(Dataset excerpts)
■ ■ ■

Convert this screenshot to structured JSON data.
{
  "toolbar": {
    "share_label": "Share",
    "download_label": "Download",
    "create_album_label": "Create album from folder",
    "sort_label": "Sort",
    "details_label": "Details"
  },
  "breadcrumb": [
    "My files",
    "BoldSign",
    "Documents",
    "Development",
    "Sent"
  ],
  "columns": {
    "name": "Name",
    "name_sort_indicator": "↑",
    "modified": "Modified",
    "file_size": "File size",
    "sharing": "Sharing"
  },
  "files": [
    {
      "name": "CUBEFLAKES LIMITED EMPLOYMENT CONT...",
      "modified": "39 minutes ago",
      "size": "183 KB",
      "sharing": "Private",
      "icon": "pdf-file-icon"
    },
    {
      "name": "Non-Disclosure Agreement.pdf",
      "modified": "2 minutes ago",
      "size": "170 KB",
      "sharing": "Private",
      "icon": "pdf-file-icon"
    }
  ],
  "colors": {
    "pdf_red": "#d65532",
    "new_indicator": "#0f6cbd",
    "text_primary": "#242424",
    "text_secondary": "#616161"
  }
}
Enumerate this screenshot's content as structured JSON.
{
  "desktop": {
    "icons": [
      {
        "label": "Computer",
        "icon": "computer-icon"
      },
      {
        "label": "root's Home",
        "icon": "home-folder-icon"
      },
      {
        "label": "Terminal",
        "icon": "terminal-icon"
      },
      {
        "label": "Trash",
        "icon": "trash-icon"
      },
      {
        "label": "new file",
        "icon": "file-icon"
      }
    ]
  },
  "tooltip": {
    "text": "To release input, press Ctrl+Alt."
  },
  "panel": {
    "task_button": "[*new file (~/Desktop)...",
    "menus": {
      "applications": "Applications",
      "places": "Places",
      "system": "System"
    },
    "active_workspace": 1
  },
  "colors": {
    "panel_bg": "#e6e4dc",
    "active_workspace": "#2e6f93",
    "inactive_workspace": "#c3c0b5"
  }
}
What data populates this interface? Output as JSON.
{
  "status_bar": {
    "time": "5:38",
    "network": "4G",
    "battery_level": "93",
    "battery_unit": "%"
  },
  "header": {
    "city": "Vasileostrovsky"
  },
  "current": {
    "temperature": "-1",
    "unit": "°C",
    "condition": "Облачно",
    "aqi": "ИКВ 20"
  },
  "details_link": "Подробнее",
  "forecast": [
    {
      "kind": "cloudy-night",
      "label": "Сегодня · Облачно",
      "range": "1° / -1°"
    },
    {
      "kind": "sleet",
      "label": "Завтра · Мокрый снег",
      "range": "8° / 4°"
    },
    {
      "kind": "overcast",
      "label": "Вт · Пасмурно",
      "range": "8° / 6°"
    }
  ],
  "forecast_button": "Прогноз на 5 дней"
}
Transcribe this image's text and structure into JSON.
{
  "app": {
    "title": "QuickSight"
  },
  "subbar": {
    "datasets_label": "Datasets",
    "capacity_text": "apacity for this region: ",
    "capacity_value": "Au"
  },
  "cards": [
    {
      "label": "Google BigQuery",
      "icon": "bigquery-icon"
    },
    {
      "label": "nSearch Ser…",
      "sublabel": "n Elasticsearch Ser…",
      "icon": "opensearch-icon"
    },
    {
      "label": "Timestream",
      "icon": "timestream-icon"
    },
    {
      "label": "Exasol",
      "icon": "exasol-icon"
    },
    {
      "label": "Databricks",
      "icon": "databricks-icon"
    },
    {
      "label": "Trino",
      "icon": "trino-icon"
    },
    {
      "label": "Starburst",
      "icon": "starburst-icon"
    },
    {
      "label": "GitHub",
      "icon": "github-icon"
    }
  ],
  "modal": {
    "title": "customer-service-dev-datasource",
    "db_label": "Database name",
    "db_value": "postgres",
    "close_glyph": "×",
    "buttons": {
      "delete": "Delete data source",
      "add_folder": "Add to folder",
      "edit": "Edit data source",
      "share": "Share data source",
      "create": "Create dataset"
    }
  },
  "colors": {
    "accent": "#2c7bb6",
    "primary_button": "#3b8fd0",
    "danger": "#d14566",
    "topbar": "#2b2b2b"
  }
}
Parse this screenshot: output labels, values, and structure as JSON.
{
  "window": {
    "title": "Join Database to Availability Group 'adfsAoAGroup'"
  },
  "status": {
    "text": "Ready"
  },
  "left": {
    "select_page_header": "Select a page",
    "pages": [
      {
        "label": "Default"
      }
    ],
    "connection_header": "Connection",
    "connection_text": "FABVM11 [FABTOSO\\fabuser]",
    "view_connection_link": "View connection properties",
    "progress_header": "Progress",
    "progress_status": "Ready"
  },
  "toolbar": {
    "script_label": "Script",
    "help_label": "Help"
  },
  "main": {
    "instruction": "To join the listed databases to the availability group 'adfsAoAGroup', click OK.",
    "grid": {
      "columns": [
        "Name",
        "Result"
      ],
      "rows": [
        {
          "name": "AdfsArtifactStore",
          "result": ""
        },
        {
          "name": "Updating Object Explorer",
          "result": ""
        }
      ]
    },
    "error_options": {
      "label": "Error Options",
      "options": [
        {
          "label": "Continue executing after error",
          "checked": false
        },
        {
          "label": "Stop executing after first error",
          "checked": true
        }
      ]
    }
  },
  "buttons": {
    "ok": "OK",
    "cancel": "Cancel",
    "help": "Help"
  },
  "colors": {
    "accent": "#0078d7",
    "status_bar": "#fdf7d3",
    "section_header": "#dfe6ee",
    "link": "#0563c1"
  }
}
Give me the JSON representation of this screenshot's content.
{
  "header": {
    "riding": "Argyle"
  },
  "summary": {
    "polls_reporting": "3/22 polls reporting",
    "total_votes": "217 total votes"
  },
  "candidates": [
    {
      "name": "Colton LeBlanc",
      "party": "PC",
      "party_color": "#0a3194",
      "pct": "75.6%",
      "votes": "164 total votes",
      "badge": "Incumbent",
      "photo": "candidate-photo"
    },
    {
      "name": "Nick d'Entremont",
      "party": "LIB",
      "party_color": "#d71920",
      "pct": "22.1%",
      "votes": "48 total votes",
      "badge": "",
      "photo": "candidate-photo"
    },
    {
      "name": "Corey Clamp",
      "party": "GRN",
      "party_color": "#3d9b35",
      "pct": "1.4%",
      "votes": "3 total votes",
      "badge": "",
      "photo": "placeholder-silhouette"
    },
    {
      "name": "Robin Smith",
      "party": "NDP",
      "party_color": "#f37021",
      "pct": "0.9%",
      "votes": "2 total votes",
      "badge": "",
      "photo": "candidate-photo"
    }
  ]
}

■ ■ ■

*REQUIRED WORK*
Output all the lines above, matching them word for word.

*TASK RESPONSE*
Convert this screenshot to structured JSON data.
{
  "toolbar": {
    "share_label": "Share",
    "download_label": "Download",
    "create_album_label": "Create album from folder",
    "sort_label": "Sort",
    "details_label": "Details"
  },
  "breadcrumb": [
    "My files",
    "BoldSign",
    "Documents",
    "Development",
    "Sent"
  ],
  "columns": {
    "name": "Name",
    "name_sort_indicator": "↑",
    "modified": "Modified",
    "file_size": "File size",
    "sharing": "Sharing"
  },
  "files": [
    {
      "name": "CUBEFLAKES LIMITED EMPLOYMENT CONT...",
      "modified": "39 minutes ago",
      "size": "183 KB",
      "sharing": "Private",
      "icon": "pdf-file-icon"
    },
    {
      "name": "Non-Disclosure Agreement.pdf",
      "modified": "2 minutes ago",
      "size": "170 KB",
      "sharing": "Private",
      "icon": "pdf-file-icon"
    }
  ],
  "colors": {
    "pdf_red": "#d65532",
    "new_indicator": "#0f6cbd",
    "text_primary": "#242424",
    "text_secondary": "#616161"
  }
}
Enumerate this screenshot's content as structured JSON.
{
  "desktop": {
    "icons": [
      {
        "label": "Computer",
        "icon": "computer-icon"
      },
      {
        "label": "root's Home",
        "icon": "home-folder-icon"
      },
      {
        "label": "Terminal",
        "icon": "terminal-icon"
      },
      {
        "label": "Trash",
        "icon": "trash-icon"
      },
      {
        "label": "new file",
        "icon": "file-icon"
      }
    ]
  },
  "tooltip": {
    "text": "To release input, press Ctrl+Alt."
  },
  "panel": {
    "task_button": "[*new file (~/Desktop)...",
    "menus": {
      "applications": "Applications",
      "places": "Places",
      "system": "System"
    },
    "active_workspace": 1
  },
  "colors": {
    "panel_bg": "#e6e4dc",
    "active_workspace": "#2e6f93",
    "inactive_workspace": "#c3c0b5"
  }
}
What data populates this interface? Output as JSON.
{
  "status_bar": {
    "time": "5:38",
    "network": "4G",
    "battery_level": "93",
    "battery_unit": "%"
  },
  "header": {
    "city": "Vasileostrovsky"
  },
  "current": {
    "temperature": "-1",
    "unit": "°C",
    "condition": "Облачно",
    "aqi": "ИКВ 20"
  },
  "details_link": "Подробнее",
  "forecast": [
    {
      "kind": "cloudy-night",
      "label": "Сегодня · Облачно",
      "range": "1° / -1°"
    },
    {
      "kind": "sleet",
      "label": "Завтра · Мокрый снег",
      "range": "8° / 4°"
    },
    {
      "kind": "overcast",
      "label": "Вт · Пасмурно",
      "range": "8° / 6°"
    }
  ],
  "forecast_button": "Прогноз на 5 дней"
}
Transcribe this image's text and structure into JSON.
{
  "app": {
    "title": "QuickSight"
  },
  "subbar": {
    "datasets_label": "Datasets",
    "capacity_text": "apacity for this region: ",
    "capacity_value": "Au"
  },
  "cards": [
    {
      "label": "Google BigQuery",
      "icon": "bigquery-icon"
    },
    {
      "label": "nSearch Ser…",
      "sublabel": "n Elasticsearch Ser…",
      "icon": "opensearch-icon"
    },
    {
      "label": "Timestream",
      "icon": "timestream-icon"
    },
    {
      "label": "Exasol",
      "icon": "exasol-icon"
    },
    {
      "label": "Databricks",
      "icon": "databricks-icon"
    },
    {
      "label": "Trino",
      "icon": "trino-icon"
    },
    {
      "label": "Starburst",
      "icon": "starburst-icon"
    },
    {
      "label": "GitHub",
      "icon": "github-icon"
    }
  ],
  "modal": {
    "title": "customer-service-dev-datasource",
    "db_label": "Database name",
    "db_value": "postgres",
    "close_glyph": "×",
    "buttons": {
      "delete": "Delete data source",
      "add_folder": "Add to folder",
      "edit": "Edit data source",
      "share": "Share data source",
      "create": "Create dataset"
    }
  },
  "colors": {
    "accent": "#2c7bb6",
    "primary_button": "#3b8fd0",
    "danger": "#d14566",
    "topbar": "#2b2b2b"
  }
}
Parse this screenshot: output labels, values, and structure as JSON.
{
  "window": {
    "title": "Join Database to Availability Group 'adfsAoAGroup'"
  },
  "status": {
    "text": "Ready"
  },
  "left": {
    "select_page_header": "Select a page",
    "pages": [
      {
        "label": "Default"
      }
    ],
    "connection_header": "Connection",
    "connection_text": "FABVM11 [FABTOSO\\fabuser]",
    "view_connection_link": "View connection properties",
    "progress_header": "Progress",
    "progress_status": "Ready"
  },
  "toolbar": {
    "script_label": "Script",
    "help_label": "Help"
  },
  "main": {
    "instruction": "To join the listed databases to the availability group 'adfsAoAGroup', click OK.",
    "grid": {
      "columns": [
        "Name",
        "Result"
      ],
      "rows": [
        {
          "name": "AdfsArtifactStore",
          "result": ""
        },
        {
          "name": "Updating Object Explorer",
          "result": ""
        }
      ]
    },
    "error_options": {
      "label": "Error Options",
      "options": [
        {
          "label": "Continue executing after error",
          "checked": false
        },
        {
          "label": "Stop executing after first error",
          "checked": true
        }
      ]
    }
  },
  "buttons": {
    "ok": "OK",
    "cancel": "Cancel",
    "help": "Help"
  },
  "colors": {
    "accent": "#0078d7",
    "status_bar": "#fdf7d3",
    "section_header": "#dfe6ee",
    "link": "#0563c1"
  }
}
Give me the JSON representation of this screenshot's content.
{
  "header": {
    "riding": "Argyle"
  },
  "summary": {
    "polls_reporting": "3/22 polls reporting",
    "total_votes": "217 total votes"
  },
  "candidates": [
    {
      "name": "Colton LeBlanc",
      "party": "PC",
      "party_color": "#0a3194",
      "pct": "75.6%",
      "votes": "164 total votes",
      "badge": "Incumbent",
      "photo": "candidate-photo"
    },
    {
      "name": "Nick d'Entremont",
      "party": "LIB",
      "party_color": "#d71920",
      "pct": "22.1%",
      "votes": "48 total votes",
      "badge": "",
      "photo": "candidate-photo"
    },
    {
      "name": "Corey Clamp",
      "party": "GRN",
      "party_color": "#3d9b35",
      "pct": "1.4%",
      "votes": "3 total votes",
      "badge": "",
      "photo": "placeholder-silhouette"
    },
    {
      "name": "Robin Smith",
      "party": "NDP",
      "party_color": "#f37021",
      "pct": "0.9%",
      "votes": "2 total votes",
      "badge": "",
      "photo": "candidate-photo"
    }
  ]
}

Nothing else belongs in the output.